No matter how many of them you see, the ones that really fill you with awe are giraffe. You don’t come across such tall creatures everyday, and they are really tall. Although we say “Giraffe” and think it is one species, there are 4-9 of them. The range is because scientists know that there are 9 types of Giraffes, spread over 4 species for sure. There’s still some dispute over whether some of the other 5 types are subspecies or form their own species.

The two species we knew we could see were the Masai Giraffe and the Rothschild Giraffe. The Masai Giraffe have more star-like blotches instead of regular lines separating the darker patches. They are the largest of the giraffes and the tallest land mammals on the planet.
How tall am I?!

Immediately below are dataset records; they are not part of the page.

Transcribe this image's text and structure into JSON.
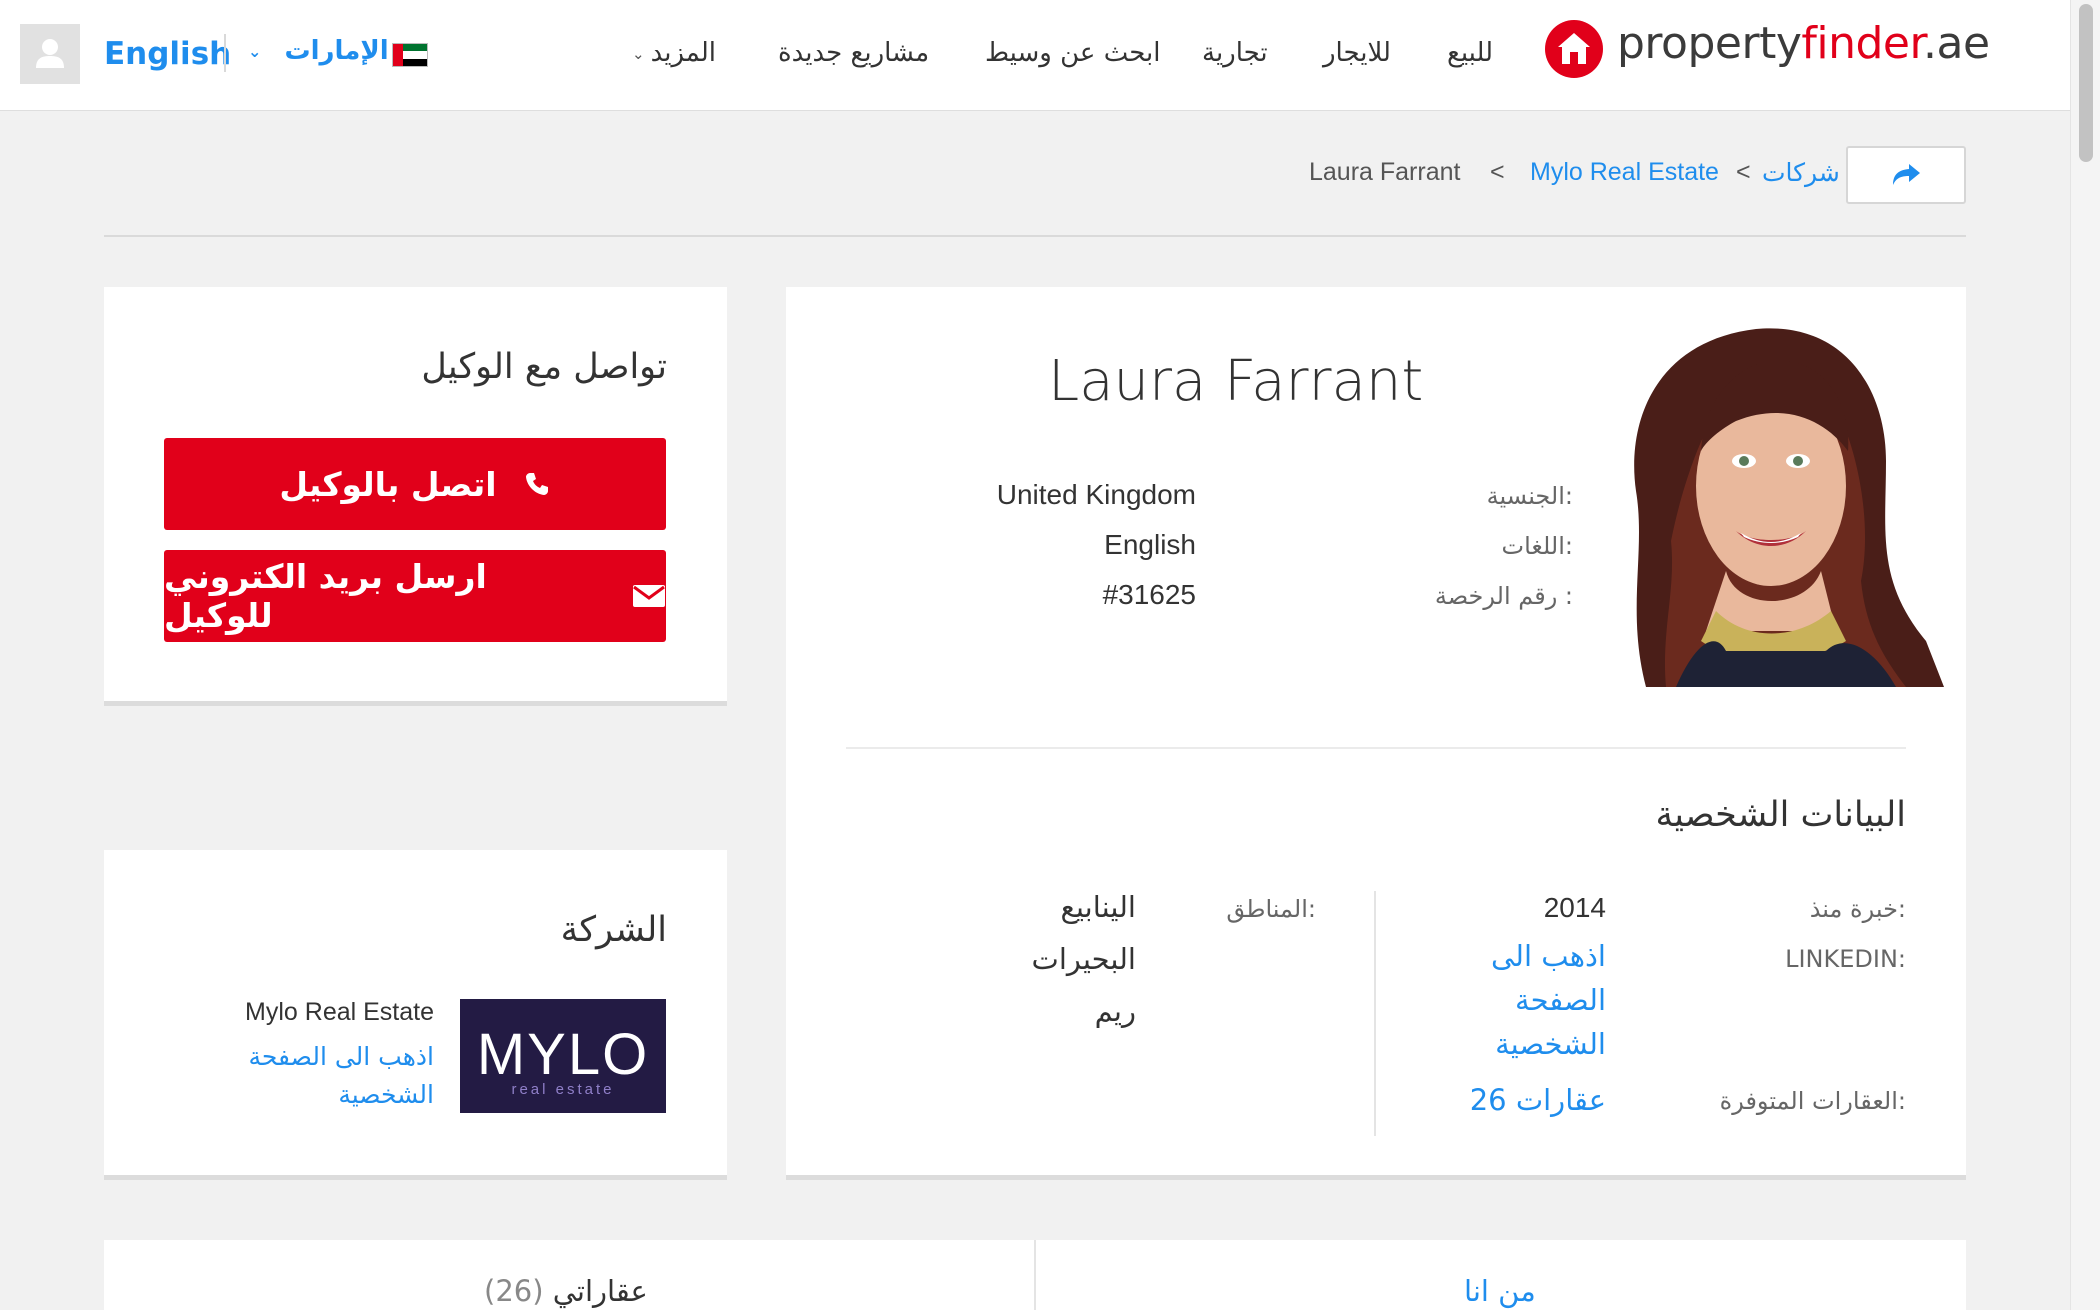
{
  "header": {
    "language_switch": "English",
    "country": "الإمارات",
    "nav": {
      "more": "المزيد",
      "new_projects": "مشاريع جديدة",
      "find_agent": "ابحث عن وسيط",
      "commercial": "تجارية",
      "rent": "للايجار",
      "buy": "للبيع"
    },
    "logo": {
      "part1": "property",
      "part2": "finder",
      "part3": ".ae"
    },
    "colors": {
      "brand_red": "#e1001a",
      "link_blue": "#1f8ded"
    }
  },
  "breadcrumb": {
    "companies": "شركات",
    "separator": "<",
    "company": "Mylo Real Estate",
    "agent": "Laura Farrant"
  },
  "contact": {
    "title": "تواصل مع الوكيل",
    "call_label": "اتصل بالوكيل",
    "email_label": "ارسل بريد الكتروني للوكيل"
  },
  "profile": {
    "name": "Laura Farrant",
    "nationality_label": "الجنسية:",
    "nationality": "United Kingdom",
    "languages_label": "اللغات:",
    "languages": "English",
    "license_label": "رقم الرخصة :",
    "license": "#31625"
  },
  "personal": {
    "title": "البيانات الشخصية",
    "experience_label": "خبرة منذ:",
    "experience": "2014",
    "linkedin_label": "LINKEDIN:",
    "linkedin_link_lines": [
      "اذهب الى",
      "الصفحة",
      "الشخصية"
    ],
    "properties_label": "العقارات المتوفرة:",
    "properties_link": "26 عقارات",
    "areas_label": "المناطق:",
    "areas": [
      "الينابيع",
      "البحيرات",
      "ريم"
    ]
  },
  "company": {
    "title": "الشركة",
    "name": "Mylo Real Estate",
    "link_lines": [
      "اذهب الى الصفحة",
      "الشخصية"
    ],
    "logo_text": "MYLO",
    "logo_sub": "real estate"
  },
  "bottom_tabs": {
    "about": "من انا",
    "my_properties": "عقاراتي",
    "count": "(26)"
  }
}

Continue reading “Giraffes, Rhinos and other ungulates (Maasai Mara stories – 5)”

Elephant Stories (Maasai Mara Stories – 4)

We really wanted to see a lot of elephants in Maasai Mara. They were one of my main draws. Bigger, heavier than Asian elephants, Savanna elephants are the largest and heaviest land animals on the planet! We expected to see a fair lot of them grazing, but came across them only thrice! We hoped to see more in Nakuru, but our guide categorically dismissed all such hopes – “No elephants in Nakuru.”

We went through two hours on the first evening without any sign of elephants. The next morning as we were starting on our all-day drive towards the Mara river, we saw a bunch of vehicles stopped on the road and folks in them looking into the distance. Turned out that there was a herd in the bush. It was a largish herd, with a massive matriarch.
Elephant herd
Elephant herd, calf shows up
Continue reading “Elephant Stories (Maasai Mara Stories – 4)”